Virtually every daily activity requires eye sight, from reading to working to sports and communicating with others. Yet, eye experts note that too often people forget to take measures that can prevent injuries. July’s observance of Eye Injury Prevention Month offers a great opportunity to think about eye safety.
“There are some basic steps you can take to help reduce eye injuries,” said Mirage Shah, OD, FAAO, optometrist at the Ophthalmology Clinic at Parkland Health & Hospital System. “One of the most important of these is to wear protective safety glasses when doing housework, yard work or playing sports.”
That simple measure can go a long way toward preventing all kinds of eye injuries. According to the American Academy of Ophthalmology, nearly one million people lose some degree of vision from preventable eye injury every year. An estimated 44 percent of the injuries occur in the home, and more than 40 percent are related to sports or recreational activities.
“Eye injuries occur from many different sources, such as household chemicals splashing, flying fragments and fumes in the workshop, fireworks, baseballs, tennis balls and exposure to ultraviolet (UV) sunlight” Dr. Shah said.
Even mundane household chores can pose hazards. Dr. Shah recalled a 42-year-old patient whose eye was scratched by a tree branch as he was trimming a hedge. The man developed a fungal infection of the cornea and needed extensive treatment.
“He permanently lost a little bit of vision in that eye, and it could have been prevented by wearing safety glasses,” he said.

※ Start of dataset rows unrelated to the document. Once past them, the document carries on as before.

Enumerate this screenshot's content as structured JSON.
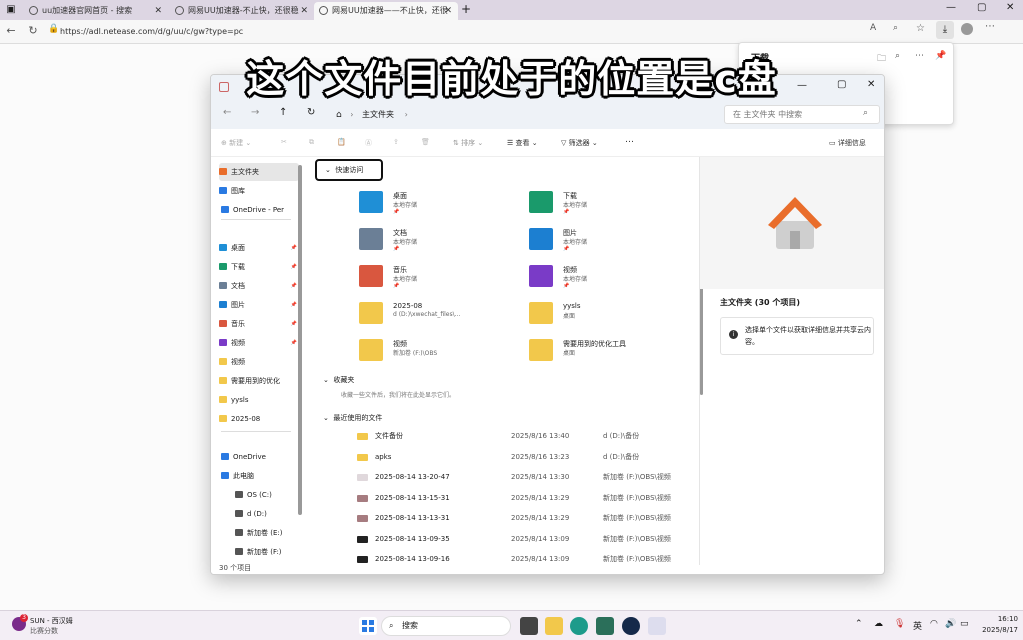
{
  "browser": {
    "tabs": [
      {
        "title": "uu加速器官网首页 - 搜索"
      },
      {
        "title": "网易UU加速器-不止快，还很稳"
      },
      {
        "title": "网易UU加速器——不止快，还很"
      }
    ],
    "url": "https://adl.netease.com/d/g/uu/c/gw?type=pc"
  },
  "caption": "这个文件目前处于的位置是c盘",
  "download_panel": {
    "title": "下载"
  },
  "explorer": {
    "tab_title": "主文件夹",
    "breadcrumb": "主文件夹",
    "search_placeholder": "在 主文件夹 中搜索",
    "commands": {
      "new": "新建",
      "sort": "排序",
      "view": "查看",
      "filter": "筛选器",
      "more": "…",
      "details": "详细信息"
    },
    "sidebar": [
      {
        "label": "主文件夹",
        "icon": "home-icon",
        "pinned": false
      },
      {
        "label": "图库",
        "icon": "gallery-icon",
        "pinned": false
      },
      {
        "label": "OneDrive - Per",
        "icon": "cloud-icon",
        "pinned": false
      },
      {
        "label": "桌面",
        "icon": "desktop-icon",
        "pinned": true
      },
      {
        "label": "下载",
        "icon": "download-icon",
        "pinned": true
      },
      {
        "label": "文档",
        "icon": "document-icon",
        "pinned": true
      },
      {
        "label": "图片",
        "icon": "picture-icon",
        "pinned": true
      },
      {
        "label": "音乐",
        "icon": "music-icon",
        "pinned": true
      },
      {
        "label": "视频",
        "icon": "video-icon",
        "pinned": true
      },
      {
        "label": "视频",
        "icon": "folder-icon",
        "pinned": false
      },
      {
        "label": "需要用到的优化",
        "icon": "folder-icon",
        "pinned": false
      },
      {
        "label": "yysls",
        "icon": "folder-icon",
        "pinned": false
      },
      {
        "label": "2025-08",
        "icon": "folder-icon",
        "pinned": false
      },
      {
        "label": "OneDrive",
        "icon": "cloud-icon",
        "pinned": false
      },
      {
        "label": "此电脑",
        "icon": "pc-icon",
        "pinned": false
      },
      {
        "label": "OS (C:)",
        "icon": "drive-icon",
        "pinned": false
      },
      {
        "label": "d (D:)",
        "icon": "drive-icon",
        "pinned": false
      },
      {
        "label": "新加卷 (E:)",
        "icon": "drive-icon",
        "pinned": false
      },
      {
        "label": "新加卷 (F:)",
        "icon": "drive-icon",
        "pinned": false
      }
    ],
    "quick_access_label": "快速访问",
    "quick_access": [
      {
        "name": "桌面",
        "sub": "本地存储",
        "pin": "📌",
        "color": "#1f8fd6"
      },
      {
        "name": "下载",
        "sub": "本地存储",
        "pin": "📌",
        "color": "#1a9a6b"
      },
      {
        "name": "文档",
        "sub": "本地存储",
        "pin": "📌",
        "color": "#6b7f96"
      },
      {
        "name": "图片",
        "sub": "本地存储",
        "pin": "📌",
        "color": "#1c7fd1"
      },
      {
        "name": "音乐",
        "sub": "本地存储",
        "pin": "📌",
        "color": "#d9573f"
      },
      {
        "name": "视频",
        "sub": "本地存储",
        "pin": "📌",
        "color": "#7a3bc7"
      },
      {
        "name": "2025-08",
        "sub": "d (D:)\\xwechat_files\\...",
        "pin": "",
        "color": "#f2c84b"
      },
      {
        "name": "yysls",
        "sub": "桌面",
        "pin": "",
        "color": "#f2c84b"
      },
      {
        "name": "视频",
        "sub": "新加卷 (F:)\\OBS",
        "pin": "",
        "color": "#f2c84b"
      },
      {
        "name": "需要用到的优化工具",
        "sub": "桌面",
        "pin": "",
        "color": "#f2c84b"
      }
    ],
    "favorites_label": "收藏夹",
    "favorites_empty": "收藏一些文件后，我们将在此处显示它们。",
    "recent_label": "最近使用的文件",
    "recent": [
      {
        "name": "文件备份",
        "date": "2025/8/16 13:40",
        "location": "d (D:)\\备份",
        "icon": "folder-icon",
        "color": "#f2c84b"
      },
      {
        "name": "apks",
        "date": "2025/8/16 13:23",
        "location": "d (D:)\\备份",
        "icon": "folder-icon",
        "color": "#f2c84b"
      },
      {
        "name": "2025-08-14 13-20-47",
        "date": "2025/8/14 13:30",
        "location": "新加卷 (F:)\\OBS\\视频",
        "icon": "video-file-icon",
        "color": "#e0d8dc"
      },
      {
        "name": "2025-08-14 13-15-31",
        "date": "2025/8/14 13:29",
        "location": "新加卷 (F:)\\OBS\\视频",
        "icon": "video-file-icon",
        "color": "#a67c80"
      },
      {
        "name": "2025-08-14 13-13-31",
        "date": "2025/8/14 13:29",
        "location": "新加卷 (F:)\\OBS\\视频",
        "icon": "video-file-icon",
        "color": "#a67c80"
      },
      {
        "name": "2025-08-14 13-09-35",
        "date": "2025/8/14 13:09",
        "location": "新加卷 (F:)\\OBS\\视频",
        "icon": "video-file-icon",
        "color": "#222222"
      },
      {
        "name": "2025-08-14 13-09-16",
        "date": "2025/8/14 13:09",
        "location": "新加卷 (F:)\\OBS\\视频",
        "icon": "video-file-icon",
        "color": "#222222"
      }
    ],
    "details": {
      "title": "主文件夹 (30 个项目)",
      "info": "选择单个文件以获取详细信息并共享云内容。"
    },
    "status": "30 个项目"
  },
  "taskbar": {
    "user_name": "SUN - 西汉姆",
    "user_sub": "比赛分数",
    "badge": "3",
    "search": "搜索",
    "ime": "英",
    "time": "16:10",
    "date": "2025/8/17"
  }
}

The Vision Council also notes that just as UV exposure can burn and damage the skin, it can also harm unprotected eyes. Extended UV exposure has been linked to eye cancer and increased risk for cataracts. Protection from UV exposure is especially important for children. But a survey by the Vision Council reports that less than half of parents make sure their children wear sunglasses when outside. And, almost a third of adults never or rarely use sunglasses when outside.

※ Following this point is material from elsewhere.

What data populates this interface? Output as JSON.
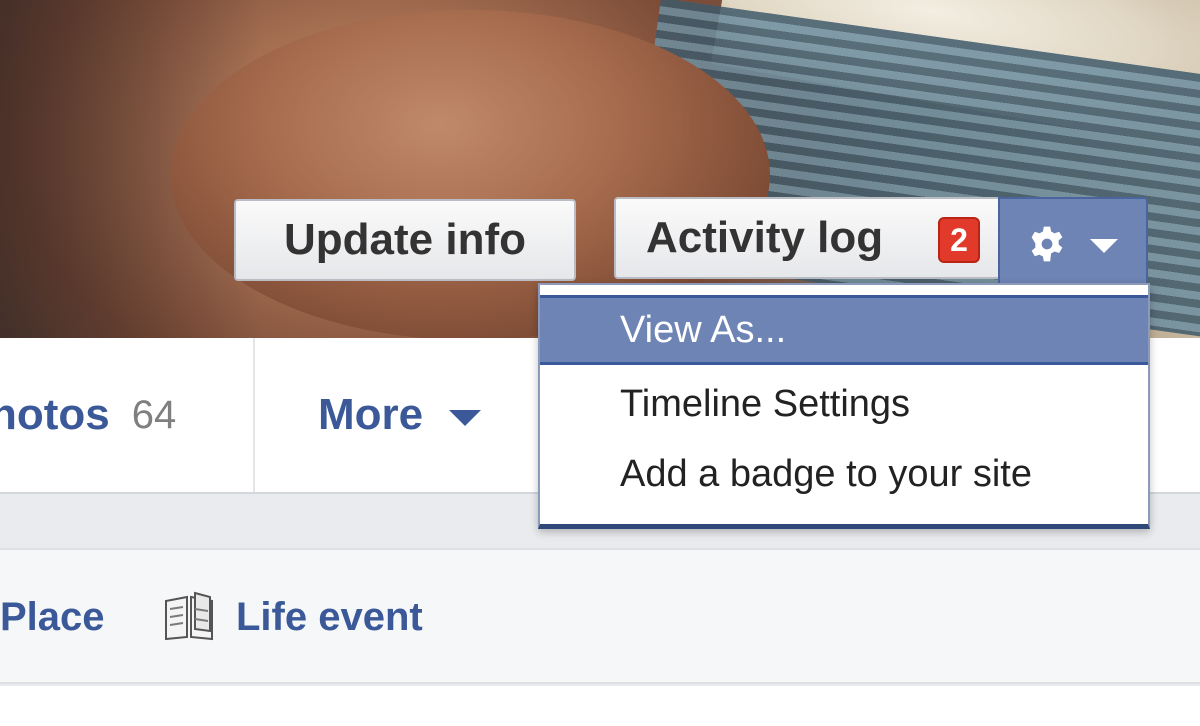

The American Academy of Ophthalmology also recommends that parents only buy only age-appropriate toys for their children, avoiding toys with projectiles. Parents should look for items labeled with “ASTM,” which means it meets standards set by the American Society for Testing and Materials. Protective eyewear for household or workshop use should be marked with “ASNI Z87.1,” which means the glasses, goggles or face shield meets the requirements of the American Standards Institute.
“If someone does suffer an eye injury, they should contact their local eye doctor, or go to the nearest emergency room immediately,” Dr. Shah said. “If chemicals are involved, immediately rinse your eyes, preferably with sterile saline solution or an eye rinse, for several minutes and visit an eye care specialist.” Dr. Shah added that rinsing with water is a less desirable option due to possible contaminants in the water and recommended having sterile saline solution or eye rinse in your home for possible emergencies.
For additional information on preventing eye injuries visit http://www.geteyesmart.org/eyesmart/living/eye-injuries/preventing.cfm.